# This is part of a marathon problem, we have to identify the five compunds of H, N, and O. As well as write a Lewis structure that is consistent with the info. PLease help I don not even understand the ?

a. All the compunds are electrolytes, although not all of them are strong electrolytes. Compunds C and D are ionic and compund B is covalent.

b. Nitrogen occurs in its highest possible oxidation state in compunds A and C; nitrogen occurs in its lowest oxidation state in compunds C,D, and E. The formal charge on both nitrogen in compund C is +1; the formal charge on the only nitrogen in compund B is 0.

There just isn't enough information to give DEFINITIVE answers to the identy of these five compounds. We could make some educated guesses and we might or might not come up with the right answers. From your post I assume there is more to the problem than what you have posted. If we had ALL of the problem I expect it would make things easier for us.

## To identify the compounds of H, N, and O, we can analyze the given information.

a. All the compounds are electrolytes, but not all of them are strong electrolytes. This suggests that the compounds contain ions that can conduct electricity when dissolved in water. Compounds C and D are stated to be ionic, which means they are composed of a metal cation and a non-metal anion. Compound B is stated to be covalent, which means it is composed of non-metal atoms sharing electrons.

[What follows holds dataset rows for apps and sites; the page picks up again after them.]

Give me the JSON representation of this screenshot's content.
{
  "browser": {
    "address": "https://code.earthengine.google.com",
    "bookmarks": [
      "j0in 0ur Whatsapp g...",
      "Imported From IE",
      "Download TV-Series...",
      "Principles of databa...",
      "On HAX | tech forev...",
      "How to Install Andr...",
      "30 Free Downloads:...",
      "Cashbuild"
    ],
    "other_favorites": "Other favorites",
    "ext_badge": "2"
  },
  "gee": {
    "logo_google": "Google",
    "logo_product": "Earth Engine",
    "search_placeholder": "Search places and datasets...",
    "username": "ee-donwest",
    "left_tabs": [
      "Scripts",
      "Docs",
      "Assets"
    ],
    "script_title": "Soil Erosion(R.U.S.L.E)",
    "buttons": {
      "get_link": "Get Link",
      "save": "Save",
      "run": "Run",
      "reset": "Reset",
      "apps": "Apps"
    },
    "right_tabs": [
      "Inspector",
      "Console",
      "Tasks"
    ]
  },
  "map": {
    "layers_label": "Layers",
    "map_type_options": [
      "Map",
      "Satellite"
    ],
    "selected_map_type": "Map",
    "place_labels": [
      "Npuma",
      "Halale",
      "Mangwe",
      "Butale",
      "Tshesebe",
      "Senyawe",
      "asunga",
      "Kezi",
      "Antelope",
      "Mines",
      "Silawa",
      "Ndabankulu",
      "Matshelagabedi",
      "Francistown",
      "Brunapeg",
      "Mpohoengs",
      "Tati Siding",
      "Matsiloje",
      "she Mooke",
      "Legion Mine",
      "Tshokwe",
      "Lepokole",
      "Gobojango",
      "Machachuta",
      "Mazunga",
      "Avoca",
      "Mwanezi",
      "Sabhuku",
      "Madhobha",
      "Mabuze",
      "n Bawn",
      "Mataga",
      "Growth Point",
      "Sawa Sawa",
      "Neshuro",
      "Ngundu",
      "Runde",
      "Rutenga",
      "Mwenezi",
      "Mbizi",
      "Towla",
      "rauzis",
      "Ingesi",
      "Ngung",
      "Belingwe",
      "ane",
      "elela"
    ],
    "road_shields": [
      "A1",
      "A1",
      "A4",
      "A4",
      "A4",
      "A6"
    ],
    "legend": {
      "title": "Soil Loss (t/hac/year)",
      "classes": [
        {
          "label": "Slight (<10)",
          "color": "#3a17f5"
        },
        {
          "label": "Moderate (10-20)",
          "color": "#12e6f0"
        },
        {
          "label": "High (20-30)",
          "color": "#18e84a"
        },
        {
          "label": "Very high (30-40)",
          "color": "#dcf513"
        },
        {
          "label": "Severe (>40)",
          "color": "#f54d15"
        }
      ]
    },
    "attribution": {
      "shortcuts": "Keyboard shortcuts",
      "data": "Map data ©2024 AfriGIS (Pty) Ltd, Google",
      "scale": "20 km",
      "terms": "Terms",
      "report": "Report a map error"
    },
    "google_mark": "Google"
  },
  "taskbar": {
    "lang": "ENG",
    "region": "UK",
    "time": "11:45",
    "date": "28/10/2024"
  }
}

b. The oxidation states of nitrogen in the compounds provide further clues. In compound A and C, nitrogen has its highest possible oxidation state (usually +5). In compounds C, D, and E, nitrogen has its lowest oxidation state (usually -3). The formal charge on both nitrogen atoms in compound C is +1, indicating an extra positive charge on the nitrogen atom compared to its usual oxidation state. The formal charge on the only nitrogen atom in compound B is 0, meaning it has no extra charge.

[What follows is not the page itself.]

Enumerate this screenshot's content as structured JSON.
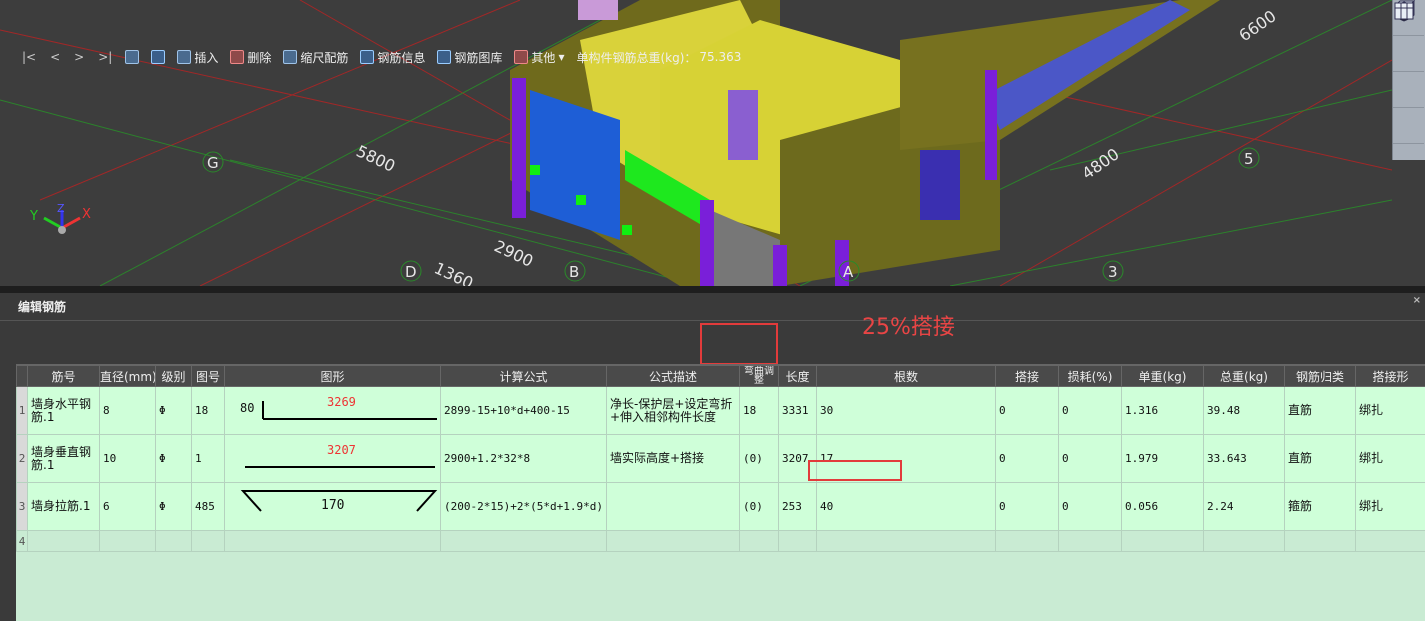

Considering these clues, we can make some educated guesses about the compounds, although definitive answers are not possible without more information. Here are some possibilities:

Compound A: Since nitrogen has its highest possible oxidation state, and the compound is an electrolyte, it could be an ionic compound like NaNO3 (sodium nitrate) or KNH2 (potassium amide).

Compound B: Being a covalent compound with nitrogen having a formal charge of 0, it could be N2O (nitrous oxide) or NH3 (ammonia).

Compound C: This compound is stated to be ionic, with both nitrogen atoms having a formal charge of +1. It could be N2H4 (hydrazine) or NH4NO3 (ammonium nitrate).

Compound D: This compound is ionic and nitrogen has its lowest oxidation state. It could be NH4Cl (ammonium chloride) or NH4OH (ammonium hydroxide).

Compound E: The only information provided about this compound is that nitrogen has its lowest oxidation state, which is not specific enough to uniquely identify it. It could be various compounds, such as N2O3 (dinitrogen trioxide), NO2 (nitrogen dioxide), or N2H2 (diazene).

To definitively identify the compounds, you would need more specific information, such as molecular formula, molar mass, or additional clues about the atoms or functional groups present.